==== Data for processing
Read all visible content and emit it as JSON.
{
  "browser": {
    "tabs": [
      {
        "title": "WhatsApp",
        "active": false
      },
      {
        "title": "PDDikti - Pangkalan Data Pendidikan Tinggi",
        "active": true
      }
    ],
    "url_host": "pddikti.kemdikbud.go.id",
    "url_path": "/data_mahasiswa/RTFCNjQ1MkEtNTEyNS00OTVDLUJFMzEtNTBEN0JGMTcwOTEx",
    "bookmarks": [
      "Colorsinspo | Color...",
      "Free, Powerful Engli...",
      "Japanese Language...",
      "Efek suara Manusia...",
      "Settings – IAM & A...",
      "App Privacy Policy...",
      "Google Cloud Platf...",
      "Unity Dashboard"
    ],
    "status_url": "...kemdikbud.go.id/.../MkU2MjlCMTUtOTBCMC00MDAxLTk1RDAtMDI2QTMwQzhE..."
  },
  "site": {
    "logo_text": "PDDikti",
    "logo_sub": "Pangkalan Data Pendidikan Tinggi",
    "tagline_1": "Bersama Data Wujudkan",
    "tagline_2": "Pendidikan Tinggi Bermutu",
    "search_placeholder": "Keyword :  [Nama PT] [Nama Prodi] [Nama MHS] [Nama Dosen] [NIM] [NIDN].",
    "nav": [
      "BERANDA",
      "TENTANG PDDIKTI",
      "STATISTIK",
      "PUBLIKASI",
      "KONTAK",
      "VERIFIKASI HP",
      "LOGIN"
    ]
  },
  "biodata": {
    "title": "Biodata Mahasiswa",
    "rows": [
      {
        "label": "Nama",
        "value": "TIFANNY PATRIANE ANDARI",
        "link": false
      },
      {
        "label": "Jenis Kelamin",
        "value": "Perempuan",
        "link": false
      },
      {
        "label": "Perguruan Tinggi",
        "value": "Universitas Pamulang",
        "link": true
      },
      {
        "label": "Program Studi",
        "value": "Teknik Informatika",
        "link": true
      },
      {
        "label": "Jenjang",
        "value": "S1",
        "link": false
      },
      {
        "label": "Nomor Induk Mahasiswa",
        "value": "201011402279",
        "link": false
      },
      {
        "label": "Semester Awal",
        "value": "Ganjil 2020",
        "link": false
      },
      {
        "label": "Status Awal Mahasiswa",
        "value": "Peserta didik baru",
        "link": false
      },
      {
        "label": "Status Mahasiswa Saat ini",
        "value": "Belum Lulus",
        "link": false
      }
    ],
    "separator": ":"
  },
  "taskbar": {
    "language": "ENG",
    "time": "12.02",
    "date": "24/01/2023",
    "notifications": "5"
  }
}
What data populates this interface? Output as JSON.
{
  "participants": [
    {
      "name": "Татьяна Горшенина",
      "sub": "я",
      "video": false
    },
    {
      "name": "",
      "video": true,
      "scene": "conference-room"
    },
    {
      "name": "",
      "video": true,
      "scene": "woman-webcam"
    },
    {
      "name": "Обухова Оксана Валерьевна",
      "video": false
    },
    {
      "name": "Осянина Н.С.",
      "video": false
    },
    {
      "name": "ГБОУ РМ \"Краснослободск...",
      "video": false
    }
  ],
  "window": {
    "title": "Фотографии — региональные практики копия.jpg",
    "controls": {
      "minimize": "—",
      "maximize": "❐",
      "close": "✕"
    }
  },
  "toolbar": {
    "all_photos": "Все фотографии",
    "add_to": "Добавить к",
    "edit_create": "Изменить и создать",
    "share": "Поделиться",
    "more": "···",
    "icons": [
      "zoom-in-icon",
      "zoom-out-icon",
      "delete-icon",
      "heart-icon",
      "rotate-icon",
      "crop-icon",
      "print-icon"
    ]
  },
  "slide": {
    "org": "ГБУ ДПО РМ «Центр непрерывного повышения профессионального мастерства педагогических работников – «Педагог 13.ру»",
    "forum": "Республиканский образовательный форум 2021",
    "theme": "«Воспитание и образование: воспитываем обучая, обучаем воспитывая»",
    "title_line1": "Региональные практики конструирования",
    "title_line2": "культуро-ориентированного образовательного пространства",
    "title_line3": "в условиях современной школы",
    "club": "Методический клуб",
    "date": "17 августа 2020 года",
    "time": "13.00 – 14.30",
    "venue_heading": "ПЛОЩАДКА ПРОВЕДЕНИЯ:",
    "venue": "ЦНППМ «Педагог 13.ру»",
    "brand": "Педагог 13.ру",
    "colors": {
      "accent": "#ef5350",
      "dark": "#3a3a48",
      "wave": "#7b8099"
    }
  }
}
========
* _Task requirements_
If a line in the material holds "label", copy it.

* _Answer_
        "label": "Nama",
        "label": "Jenis Kelamin",
        "label": "Perguruan Tinggi",
        "label": "Program Studi",
        "label": "Jenjang",
        "label": "Nomor Induk Mahasiswa",
        "label": "Semester Awal",
        "label": "Status Awal Mahasiswa",
        "label": "Status Mahasiswa Saat ini",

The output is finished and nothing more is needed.